== Supplied material ==

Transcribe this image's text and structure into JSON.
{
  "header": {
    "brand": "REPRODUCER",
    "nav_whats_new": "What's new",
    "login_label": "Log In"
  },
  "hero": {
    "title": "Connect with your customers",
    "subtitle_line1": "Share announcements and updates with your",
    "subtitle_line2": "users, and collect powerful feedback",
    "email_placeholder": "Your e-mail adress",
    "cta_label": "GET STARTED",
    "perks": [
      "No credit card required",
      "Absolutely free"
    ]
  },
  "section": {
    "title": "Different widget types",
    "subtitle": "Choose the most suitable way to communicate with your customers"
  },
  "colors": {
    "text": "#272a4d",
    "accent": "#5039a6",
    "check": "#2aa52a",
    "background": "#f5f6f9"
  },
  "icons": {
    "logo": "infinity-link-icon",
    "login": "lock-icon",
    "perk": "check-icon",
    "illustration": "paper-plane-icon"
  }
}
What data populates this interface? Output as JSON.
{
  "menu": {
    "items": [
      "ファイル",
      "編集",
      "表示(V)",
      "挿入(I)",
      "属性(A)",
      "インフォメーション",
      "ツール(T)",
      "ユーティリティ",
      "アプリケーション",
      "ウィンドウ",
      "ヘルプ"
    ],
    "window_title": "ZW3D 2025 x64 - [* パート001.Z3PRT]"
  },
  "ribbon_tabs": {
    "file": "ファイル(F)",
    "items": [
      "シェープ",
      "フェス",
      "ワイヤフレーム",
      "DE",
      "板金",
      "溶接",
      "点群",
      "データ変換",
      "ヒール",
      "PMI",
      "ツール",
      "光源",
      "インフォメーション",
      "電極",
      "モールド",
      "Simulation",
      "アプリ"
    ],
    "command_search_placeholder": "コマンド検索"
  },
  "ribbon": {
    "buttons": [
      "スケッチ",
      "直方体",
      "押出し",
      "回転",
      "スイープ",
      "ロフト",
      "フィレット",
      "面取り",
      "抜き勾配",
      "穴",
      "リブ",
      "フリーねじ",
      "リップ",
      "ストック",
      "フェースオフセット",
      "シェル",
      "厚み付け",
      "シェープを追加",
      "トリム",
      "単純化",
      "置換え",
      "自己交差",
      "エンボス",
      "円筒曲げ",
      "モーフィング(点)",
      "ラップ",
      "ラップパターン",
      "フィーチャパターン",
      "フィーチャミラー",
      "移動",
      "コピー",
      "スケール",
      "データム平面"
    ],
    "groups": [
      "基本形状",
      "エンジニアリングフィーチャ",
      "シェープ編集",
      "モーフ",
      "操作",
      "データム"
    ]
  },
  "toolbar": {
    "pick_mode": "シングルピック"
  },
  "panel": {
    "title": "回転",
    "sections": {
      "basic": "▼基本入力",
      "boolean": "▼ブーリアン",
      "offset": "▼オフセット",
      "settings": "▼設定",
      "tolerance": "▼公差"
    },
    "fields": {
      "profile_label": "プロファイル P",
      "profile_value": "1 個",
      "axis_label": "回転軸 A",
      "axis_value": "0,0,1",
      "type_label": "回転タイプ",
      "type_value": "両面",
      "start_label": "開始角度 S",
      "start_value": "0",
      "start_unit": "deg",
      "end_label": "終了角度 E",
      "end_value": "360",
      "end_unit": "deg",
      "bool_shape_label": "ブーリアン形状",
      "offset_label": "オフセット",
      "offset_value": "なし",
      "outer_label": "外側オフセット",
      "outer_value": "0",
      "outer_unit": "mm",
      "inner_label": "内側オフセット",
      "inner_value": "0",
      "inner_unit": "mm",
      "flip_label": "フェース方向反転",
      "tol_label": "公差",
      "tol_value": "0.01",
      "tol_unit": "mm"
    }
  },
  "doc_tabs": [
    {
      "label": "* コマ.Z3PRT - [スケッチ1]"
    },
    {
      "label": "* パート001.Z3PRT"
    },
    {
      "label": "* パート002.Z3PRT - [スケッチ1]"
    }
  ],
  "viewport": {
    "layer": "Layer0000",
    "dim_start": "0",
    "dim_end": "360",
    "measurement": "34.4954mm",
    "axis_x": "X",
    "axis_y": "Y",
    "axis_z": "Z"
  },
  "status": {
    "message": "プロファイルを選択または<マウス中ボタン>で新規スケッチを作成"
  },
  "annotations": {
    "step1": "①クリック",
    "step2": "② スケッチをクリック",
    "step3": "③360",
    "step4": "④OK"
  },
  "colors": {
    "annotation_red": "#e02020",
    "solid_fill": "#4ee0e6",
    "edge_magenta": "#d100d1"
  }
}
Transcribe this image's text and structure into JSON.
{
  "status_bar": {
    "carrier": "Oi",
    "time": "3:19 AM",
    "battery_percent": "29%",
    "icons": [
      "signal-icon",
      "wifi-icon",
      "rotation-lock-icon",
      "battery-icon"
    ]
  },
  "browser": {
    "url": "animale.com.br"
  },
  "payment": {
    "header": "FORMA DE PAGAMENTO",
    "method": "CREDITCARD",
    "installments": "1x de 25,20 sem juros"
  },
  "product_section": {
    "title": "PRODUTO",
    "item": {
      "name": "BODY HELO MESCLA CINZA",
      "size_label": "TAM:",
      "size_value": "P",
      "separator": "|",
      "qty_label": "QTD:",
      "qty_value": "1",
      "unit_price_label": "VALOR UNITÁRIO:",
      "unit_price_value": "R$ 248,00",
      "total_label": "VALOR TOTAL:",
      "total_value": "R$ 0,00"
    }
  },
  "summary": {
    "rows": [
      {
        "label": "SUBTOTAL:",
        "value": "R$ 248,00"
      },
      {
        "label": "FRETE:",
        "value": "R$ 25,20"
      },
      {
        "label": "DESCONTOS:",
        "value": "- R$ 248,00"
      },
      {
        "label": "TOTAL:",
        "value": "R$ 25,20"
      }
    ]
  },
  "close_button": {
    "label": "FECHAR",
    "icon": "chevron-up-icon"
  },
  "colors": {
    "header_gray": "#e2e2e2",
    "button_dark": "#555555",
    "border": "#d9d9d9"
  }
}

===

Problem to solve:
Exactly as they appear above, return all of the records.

Answer to the problem:
Transcribe this image's text and structure into JSON.
{
  "header": {
    "brand": "REPRODUCER",
    "nav_whats_new": "What's new",
    "login_label": "Log In"
  },
  "hero": {
    "title": "Connect with your customers",
    "subtitle_line1": "Share announcements and updates with your",
    "subtitle_line2": "users, and collect powerful feedback",
    "email_placeholder": "Your e-mail adress",
    "cta_label": "GET STARTED",
    "perks": [
      "No credit card required",
      "Absolutely free"
    ]
  },
  "section": {
    "title": "Different widget types",
    "subtitle": "Choose the most suitable way to communicate with your customers"
  },
  "colors": {
    "text": "#272a4d",
    "accent": "#5039a6",
    "check": "#2aa52a",
    "background": "#f5f6f9"
  },
  "icons": {
    "logo": "infinity-link-icon",
    "login": "lock-icon",
    "perk": "check-icon",
    "illustration": "paper-plane-icon"
  }
}
What data populates this interface? Output as JSON.
{
  "menu": {
    "items": [
      "ファイル",
      "編集",
      "表示(V)",
      "挿入(I)",
      "属性(A)",
      "インフォメーション",
      "ツール(T)",
      "ユーティリティ",
      "アプリケーション",
      "ウィンドウ",
      "ヘルプ"
    ],
    "window_title": "ZW3D 2025 x64 - [* パート001.Z3PRT]"
  },
  "ribbon_tabs": {
    "file": "ファイル(F)",
    "items": [
      "シェープ",
      "フェス",
      "ワイヤフレーム",
      "DE",
      "板金",
      "溶接",
      "点群",
      "データ変換",
      "ヒール",
      "PMI",
      "ツール",
      "光源",
      "インフォメーション",
      "電極",
      "モールド",
      "Simulation",
      "アプリ"
    ],
    "command_search_placeholder": "コマンド検索"
  },
  "ribbon": {
    "buttons": [
      "スケッチ",
      "直方体",
      "押出し",
      "回転",
      "スイープ",
      "ロフト",
      "フィレット",
      "面取り",
      "抜き勾配",
      "穴",
      "リブ",
      "フリーねじ",
      "リップ",
      "ストック",
      "フェースオフセット",
      "シェル",
      "厚み付け",
      "シェープを追加",
      "トリム",
      "単純化",
      "置換え",
      "自己交差",
      "エンボス",
      "円筒曲げ",
      "モーフィング(点)",
      "ラップ",
      "ラップパターン",
      "フィーチャパターン",
      "フィーチャミラー",
      "移動",
      "コピー",
      "スケール",
      "データム平面"
    ],
    "groups": [
      "基本形状",
      "エンジニアリングフィーチャ",
      "シェープ編集",
      "モーフ",
      "操作",
      "データム"
    ]
  },
  "toolbar": {
    "pick_mode": "シングルピック"
  },
  "panel": {
    "title": "回転",
    "sections": {
      "basic": "▼基本入力",
      "boolean": "▼ブーリアン",
      "offset": "▼オフセット",
      "settings": "▼設定",
      "tolerance": "▼公差"
    },
    "fields": {
      "profile_label": "プロファイル P",
      "profile_value": "1 個",
      "axis_label": "回転軸 A",
      "axis_value": "0,0,1",
      "type_label": "回転タイプ",
      "type_value": "両面",
      "start_label": "開始角度 S",
      "start_value": "0",
      "start_unit": "deg",
      "end_label": "終了角度 E",
      "end_value": "360",
      "end_unit": "deg",
      "bool_shape_label": "ブーリアン形状",
      "offset_label": "オフセット",
      "offset_value": "なし",
      "outer_label": "外側オフセット",
      "outer_value": "0",
      "outer_unit": "mm",
      "inner_label": "内側オフセット",
      "inner_value": "0",
      "inner_unit": "mm",
      "flip_label": "フェース方向反転",
      "tol_label": "公差",
      "tol_value": "0.01",
      "tol_unit": "mm"
    }
  },
  "doc_tabs": [
    {
      "label": "* コマ.Z3PRT - [スケッチ1]"
    },
    {
      "label": "* パート001.Z3PRT"
    },
    {
      "label": "* パート002.Z3PRT - [スケッチ1]"
    }
  ],
  "viewport": {
    "layer": "Layer0000",
    "dim_start": "0",
    "dim_end": "360",
    "measurement": "34.4954mm",
    "axis_x": "X",
    "axis_y": "Y",
    "axis_z": "Z"
  },
  "status": {
    "message": "プロファイルを選択または<マウス中ボタン>で新規スケッチを作成"
  },
  "annotations": {
    "step1": "①クリック",
    "step2": "② スケッチをクリック",
    "step3": "③360",
    "step4": "④OK"
  },
  "colors": {
    "annotation_red": "#e02020",
    "solid_fill": "#4ee0e6",
    "edge_magenta": "#d100d1"
  }
}
Transcribe this image's text and structure into JSON.
{
  "status_bar": {
    "carrier": "Oi",
    "time": "3:19 AM",
    "battery_percent": "29%",
    "icons": [
      "signal-icon",
      "wifi-icon",
      "rotation-lock-icon",
      "battery-icon"
    ]
  },
  "browser": {
    "url": "animale.com.br"
  },
  "payment": {
    "header": "FORMA DE PAGAMENTO",
    "method": "CREDITCARD",
    "installments": "1x de 25,20 sem juros"
  },
  "product_section": {
    "title": "PRODUTO",
    "item": {
      "name": "BODY HELO MESCLA CINZA",
      "size_label": "TAM:",
      "size_value": "P",
      "separator": "|",
      "qty_label": "QTD:",
      "qty_value": "1",
      "unit_price_label": "VALOR UNITÁRIO:",
      "unit_price_value": "R$ 248,00",
      "total_label": "VALOR TOTAL:",
      "total_value": "R$ 0,00"
    }
  },
  "summary": {
    "rows": [
      {
        "label": "SUBTOTAL:",
        "value": "R$ 248,00"
      },
      {
        "label": "FRETE:",
        "value": "R$ 25,20"
      },
      {
        "label": "DESCONTOS:",
        "value": "- R$ 248,00"
      },
      {
        "label": "TOTAL:",
        "value": "R$ 25,20"
      }
    ]
  },
  "close_button": {
    "label": "FECHAR",
    "icon": "chevron-up-icon"
  },
  "colors": {
    "header_gray": "#e2e2e2",
    "button_dark": "#555555",
    "border": "#d9d9d9"
  }
}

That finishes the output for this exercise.